+++ AVAILABLE DATA +++
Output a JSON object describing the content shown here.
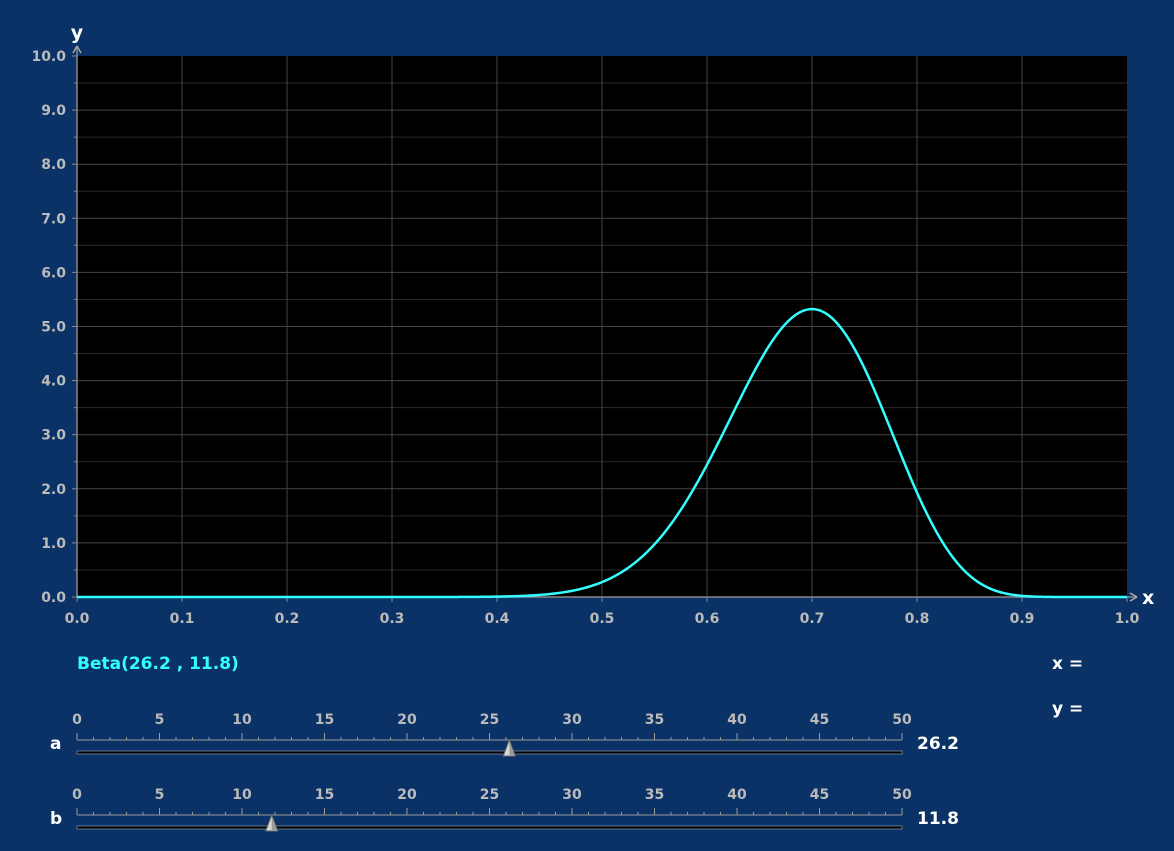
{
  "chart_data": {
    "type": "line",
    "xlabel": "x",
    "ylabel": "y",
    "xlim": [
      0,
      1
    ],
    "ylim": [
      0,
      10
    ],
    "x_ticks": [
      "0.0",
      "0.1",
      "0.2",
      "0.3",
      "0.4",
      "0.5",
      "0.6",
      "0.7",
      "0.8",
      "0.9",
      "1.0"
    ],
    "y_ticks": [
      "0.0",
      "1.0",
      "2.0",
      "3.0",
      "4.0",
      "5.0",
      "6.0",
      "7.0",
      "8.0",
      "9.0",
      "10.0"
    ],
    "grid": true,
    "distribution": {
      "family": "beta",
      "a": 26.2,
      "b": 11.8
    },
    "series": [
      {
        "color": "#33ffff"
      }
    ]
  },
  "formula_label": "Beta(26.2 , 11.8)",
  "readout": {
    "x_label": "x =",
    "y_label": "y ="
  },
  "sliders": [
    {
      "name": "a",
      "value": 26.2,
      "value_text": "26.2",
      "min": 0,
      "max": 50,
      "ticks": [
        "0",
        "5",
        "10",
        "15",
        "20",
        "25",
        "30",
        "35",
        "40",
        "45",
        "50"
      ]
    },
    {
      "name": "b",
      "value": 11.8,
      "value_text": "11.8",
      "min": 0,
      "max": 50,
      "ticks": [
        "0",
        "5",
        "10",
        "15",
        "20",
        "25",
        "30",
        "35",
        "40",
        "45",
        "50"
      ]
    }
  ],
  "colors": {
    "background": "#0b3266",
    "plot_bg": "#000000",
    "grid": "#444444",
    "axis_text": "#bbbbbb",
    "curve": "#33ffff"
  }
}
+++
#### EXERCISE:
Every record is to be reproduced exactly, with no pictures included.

#### EXERCISE OUTPUT:
Output a JSON object describing the content shown here.
{
  "chart_data": {
    "type": "line",
    "xlabel": "x",
    "ylabel": "y",
    "xlim": [
      0,
      1
    ],
    "ylim": [
      0,
      10
    ],
    "x_ticks": [
      "0.0",
      "0.1",
      "0.2",
      "0.3",
      "0.4",
      "0.5",
      "0.6",
      "0.7",
      "0.8",
      "0.9",
      "1.0"
    ],
    "y_ticks": [
      "0.0",
      "1.0",
      "2.0",
      "3.0",
      "4.0",
      "5.0",
      "6.0",
      "7.0",
      "8.0",
      "9.0",
      "10.0"
    ],
    "grid": true,
    "distribution": {
      "family": "beta",
      "a": 26.2,
      "b": 11.8
    },
    "series": [
      {
        "color": "#33ffff"
      }
    ]
  },
  "formula_label": "Beta(26.2 , 11.8)",
  "readout": {
    "x_label": "x =",
    "y_label": "y ="
  },
  "sliders": [
    {
      "name": "a",
      "value": 26.2,
      "value_text": "26.2",
      "min": 0,
      "max": 50,
      "ticks": [
        "0",
        "5",
        "10",
        "15",
        "20",
        "25",
        "30",
        "35",
        "40",
        "45",
        "50"
      ]
    },
    {
      "name": "b",
      "value": 11.8,
      "value_text": "11.8",
      "min": 0,
      "max": 50,
      "ticks": [
        "0",
        "5",
        "10",
        "15",
        "20",
        "25",
        "30",
        "35",
        "40",
        "45",
        "50"
      ]
    }
  ],
  "colors": {
    "background": "#0b3266",
    "plot_bg": "#000000",
    "grid": "#444444",
    "axis_text": "#bbbbbb",
    "curve": "#33ffff"
  }
}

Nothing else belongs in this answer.